» **Work required**:
Which lines below include "followers"? Copy them all.

[Component data from apps and pages]

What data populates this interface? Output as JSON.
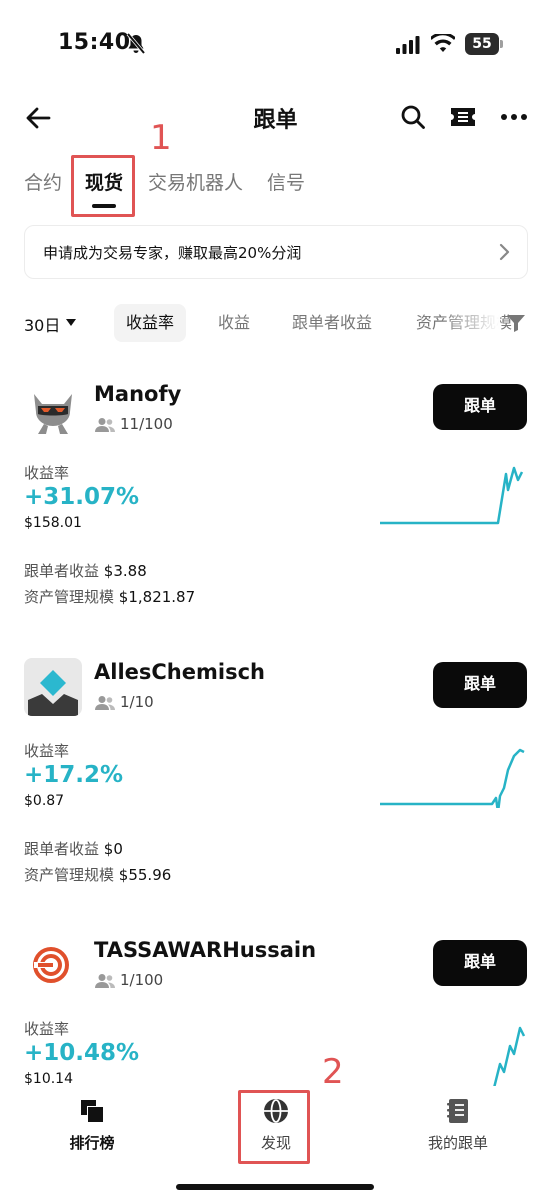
{
  "status": {
    "time": "15:40",
    "battery": "55"
  },
  "header": {
    "title": "跟单"
  },
  "tabs": [
    {
      "label": "合约",
      "active": false
    },
    {
      "label": "现货",
      "active": true
    },
    {
      "label": "交易机器人",
      "active": false
    },
    {
      "label": "信号",
      "active": false
    }
  ],
  "annotations": {
    "one": "1",
    "two": "2",
    "color": "#e05454"
  },
  "banner": {
    "text": "申请成为交易专家，赚取最高20%分润"
  },
  "filters": {
    "period": "30日",
    "chips": [
      "收益率",
      "收益",
      "跟单者收益",
      "资产管理规模"
    ]
  },
  "traders": [
    {
      "name": "Manofy",
      "followers": "11/100",
      "follow_label": "跟单",
      "roi_label": "收益率",
      "roi": "+31.07%",
      "pnl": "$158.01",
      "copier_pnl_label": "跟单者收益",
      "copier_pnl": "$3.88",
      "aum_label": "资产管理规模",
      "aum": "$1,821.87"
    },
    {
      "name": "AllesChemisch",
      "followers": "1/10",
      "follow_label": "跟单",
      "roi_label": "收益率",
      "roi": "+17.2%",
      "pnl": "$0.87",
      "copier_pnl_label": "跟单者收益",
      "copier_pnl": "$0",
      "aum_label": "资产管理规模",
      "aum": "$55.96"
    },
    {
      "name": "TASSAWARHussain",
      "followers": "1/100",
      "follow_label": "跟单",
      "roi_label": "收益率",
      "roi": "+10.48%",
      "pnl": "$10.14"
    }
  ],
  "bottom_nav": [
    {
      "label": "排行榜",
      "icon": "leaderboard-icon",
      "active": true
    },
    {
      "label": "发现",
      "icon": "globe-icon",
      "active": false
    },
    {
      "label": "我的跟单",
      "icon": "notebook-icon",
      "active": false
    }
  ],
  "colors": {
    "accent": "#27b3c6",
    "button": "#0a0a0a",
    "annotation": "#e05454"
  }
}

» **Solved problem**:
      "followers": "11/100",
      "followers": "1/10",
      "followers": "1/100",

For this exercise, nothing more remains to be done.